The Diane military brush (a term for a rounded, handheld brush with thick bristles) can help define natural waves in textured hair, and it’s also a handy facial hair brush for all men. The large wood handle contains nine rows of medium-firm bristles. This brush has all the detangling and dandruff-busting powers of our other selects (though, it likely won’t last as long), only at a lower price tag.
The Best Premium Brush: Kent BRD2 Boar Bristle Beard Brush
Conrad told us that he personally looks for brushes with blended bristles that provide a mix of soft and firm textures. And Kent’s high-end beard brush fits the bill, although it’s more of an investment than our other picks. Kent uses a unique combination of bristles, which are cut at a 45-degree angle to penetrate deeper into the beard. The long, soft bristles reach skin and new hair, while the short, firm bristles help control scruff. The BRD2 brush also features a unique angled handle for an ergonomic grooming experience.
The Best Versatile Beard Brush: Beardbrand Beard Brush
Beardbrand is a relative newcomer to the grooming world, with a suite of products for washing and styling those whiskers. We love that this brush comes in three different styles—round, oval, and with a handle—all with natural stiff bristles. If we had to pick one, we’d recommend the oval brush, which has a fine wood handle with grooves on the side for a smooth grip.
The Best Soft Bristle Beard Brush: Wahl Travel Beard Brush
Beard brushes can feel irritating to the skin—and they’re supposed to. Otherwise, they wouldn’t be very good exfoliators, and those overlooked follicles wouldn’t get the TLC they need. But if you want softer bristles for sensitive skin, then reach for Wahl’s travel brush. This pocket-sized tool uses beech wood and soft boar bristles to evenly distribute product and smooth out your facial hair.
The Best Large Beard Brush: Live Bearded Boar’s Hair Beard Brush

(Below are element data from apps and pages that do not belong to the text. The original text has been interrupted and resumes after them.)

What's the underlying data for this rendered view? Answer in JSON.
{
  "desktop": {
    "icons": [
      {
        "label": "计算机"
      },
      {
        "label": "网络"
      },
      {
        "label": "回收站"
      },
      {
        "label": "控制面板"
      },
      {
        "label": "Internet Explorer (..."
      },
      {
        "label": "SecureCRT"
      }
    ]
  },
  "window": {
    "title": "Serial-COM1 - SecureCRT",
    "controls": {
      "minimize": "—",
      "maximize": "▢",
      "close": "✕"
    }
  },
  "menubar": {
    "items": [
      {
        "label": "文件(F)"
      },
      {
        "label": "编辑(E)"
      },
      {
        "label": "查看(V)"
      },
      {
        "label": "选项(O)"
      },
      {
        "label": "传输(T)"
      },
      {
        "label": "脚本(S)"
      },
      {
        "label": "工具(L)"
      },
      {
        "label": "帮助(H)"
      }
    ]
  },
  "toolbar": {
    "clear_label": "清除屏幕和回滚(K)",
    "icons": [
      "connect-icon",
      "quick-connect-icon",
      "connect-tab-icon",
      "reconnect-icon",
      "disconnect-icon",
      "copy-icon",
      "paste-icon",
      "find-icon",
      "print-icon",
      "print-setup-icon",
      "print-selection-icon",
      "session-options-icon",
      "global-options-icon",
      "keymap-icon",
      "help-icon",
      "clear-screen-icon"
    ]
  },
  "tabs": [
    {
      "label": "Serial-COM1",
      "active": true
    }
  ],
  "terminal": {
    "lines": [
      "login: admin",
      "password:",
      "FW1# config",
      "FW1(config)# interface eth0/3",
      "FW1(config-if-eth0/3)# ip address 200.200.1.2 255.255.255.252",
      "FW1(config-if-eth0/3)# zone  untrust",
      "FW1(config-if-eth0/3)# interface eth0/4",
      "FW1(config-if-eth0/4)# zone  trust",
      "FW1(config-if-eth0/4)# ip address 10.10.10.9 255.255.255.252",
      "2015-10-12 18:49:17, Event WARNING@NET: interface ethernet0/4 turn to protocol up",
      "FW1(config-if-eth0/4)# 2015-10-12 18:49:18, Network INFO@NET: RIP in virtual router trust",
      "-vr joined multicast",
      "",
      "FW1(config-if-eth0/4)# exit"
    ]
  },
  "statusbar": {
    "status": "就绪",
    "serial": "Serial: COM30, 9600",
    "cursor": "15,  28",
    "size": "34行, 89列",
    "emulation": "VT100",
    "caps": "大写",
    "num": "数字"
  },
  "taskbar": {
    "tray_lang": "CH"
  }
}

Live Bearded is a small grooming outfit known for its washes and butters, but it also makes a stellar brush beloved by one of our testers. The larger handle and width gives you fuller coverage while brushing. The bristles aren’t too firm if you’re worried about irritation, but still tough enough to control itching, flaking, and tangles. For avoiding dandruff and whipping messy beards into shape, it’s a long-lasting brush that won’t let you down.
The Best Heavy-Duty Beard Brush: Seven Potions Beard Brush
Seven Potions is a UK-based company, and one of the countless men’s grooming brands that have come into being in the last decade. Its compact brush is a popular pick on Amazon, and it uses a combination of pear wood and first-cut boar bristles. First-cut bristles are extra firm, so this is a good choice for guys with thick facial hair, beard dandruff, or stubborn flyaway hairs. The size is also just right—not too big, not too small.
The Best Vegan Beard Brush: Horace Vegan Beard Brush
A different Horace exfoliating product recently nabbed a spot in the 2023 GQ Grooming Awards. In addition to that excellent face mask, the brand also has a beard brush that doesn’t use boar’s hair (or any other animal products). So for bearded vegans, this is our top choice. Made in Germany, the brush uses bristles made from vegetable fiber and agave leaf as well as a colorful beech wood handle to keep your whiskers as well groomed as any carnivore’s.
Do I Need to Use a Beard Brush?
Even if you already own a beard comb, you still need a brush. Brushes are for beard care, and combs are for beard styling—with a lot of gray area. (It might be best to pick up one of each.) To find the right brush for every guy, we talked to Matty Conrad, a go-to GQ beard expert who also designs his own beard care products at Victory Barber. Conrad agreed with our assessment that brushes are a true necessity. In a phone interview, he also told us that guys should look for brushes with stiff, natural bristles.